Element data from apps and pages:
--------------------------------------------------

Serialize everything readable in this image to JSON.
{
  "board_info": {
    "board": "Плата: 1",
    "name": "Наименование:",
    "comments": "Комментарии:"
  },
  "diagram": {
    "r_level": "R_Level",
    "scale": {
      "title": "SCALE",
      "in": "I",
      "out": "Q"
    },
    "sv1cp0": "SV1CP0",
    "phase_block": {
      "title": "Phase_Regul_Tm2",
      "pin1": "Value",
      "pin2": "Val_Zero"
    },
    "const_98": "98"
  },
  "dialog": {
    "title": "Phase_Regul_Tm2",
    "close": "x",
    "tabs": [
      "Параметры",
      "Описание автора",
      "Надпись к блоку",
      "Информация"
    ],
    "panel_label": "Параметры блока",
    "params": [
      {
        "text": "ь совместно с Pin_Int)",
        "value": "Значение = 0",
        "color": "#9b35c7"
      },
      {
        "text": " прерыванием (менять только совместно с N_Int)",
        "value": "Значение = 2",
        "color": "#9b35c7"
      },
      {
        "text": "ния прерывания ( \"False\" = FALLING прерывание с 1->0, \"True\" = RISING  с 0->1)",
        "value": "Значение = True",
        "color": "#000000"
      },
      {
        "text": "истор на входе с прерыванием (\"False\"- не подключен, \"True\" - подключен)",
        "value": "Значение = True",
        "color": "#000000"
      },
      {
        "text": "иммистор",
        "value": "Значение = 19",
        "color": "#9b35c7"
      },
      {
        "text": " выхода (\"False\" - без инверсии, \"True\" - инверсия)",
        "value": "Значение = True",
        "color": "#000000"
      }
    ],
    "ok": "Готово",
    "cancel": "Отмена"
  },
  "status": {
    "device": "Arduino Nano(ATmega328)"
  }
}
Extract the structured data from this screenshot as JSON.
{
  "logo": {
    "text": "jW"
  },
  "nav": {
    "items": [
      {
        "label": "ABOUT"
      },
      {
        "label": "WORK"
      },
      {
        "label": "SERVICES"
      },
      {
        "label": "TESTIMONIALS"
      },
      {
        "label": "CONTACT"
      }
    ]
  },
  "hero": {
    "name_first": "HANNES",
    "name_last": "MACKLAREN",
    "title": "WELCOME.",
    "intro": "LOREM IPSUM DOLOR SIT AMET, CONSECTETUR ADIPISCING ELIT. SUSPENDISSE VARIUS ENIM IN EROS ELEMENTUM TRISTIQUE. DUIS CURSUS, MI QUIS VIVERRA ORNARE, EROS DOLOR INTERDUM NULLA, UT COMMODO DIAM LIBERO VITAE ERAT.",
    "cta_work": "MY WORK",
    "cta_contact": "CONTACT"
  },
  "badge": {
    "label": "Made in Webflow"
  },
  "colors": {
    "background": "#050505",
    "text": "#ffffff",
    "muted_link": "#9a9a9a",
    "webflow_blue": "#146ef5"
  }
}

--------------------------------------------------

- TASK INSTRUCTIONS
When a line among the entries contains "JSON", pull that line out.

- ANSWER TO THE EXERCISE
Serialize everything readable in this image to JSON.
Extract the structured data from this screenshot as JSON.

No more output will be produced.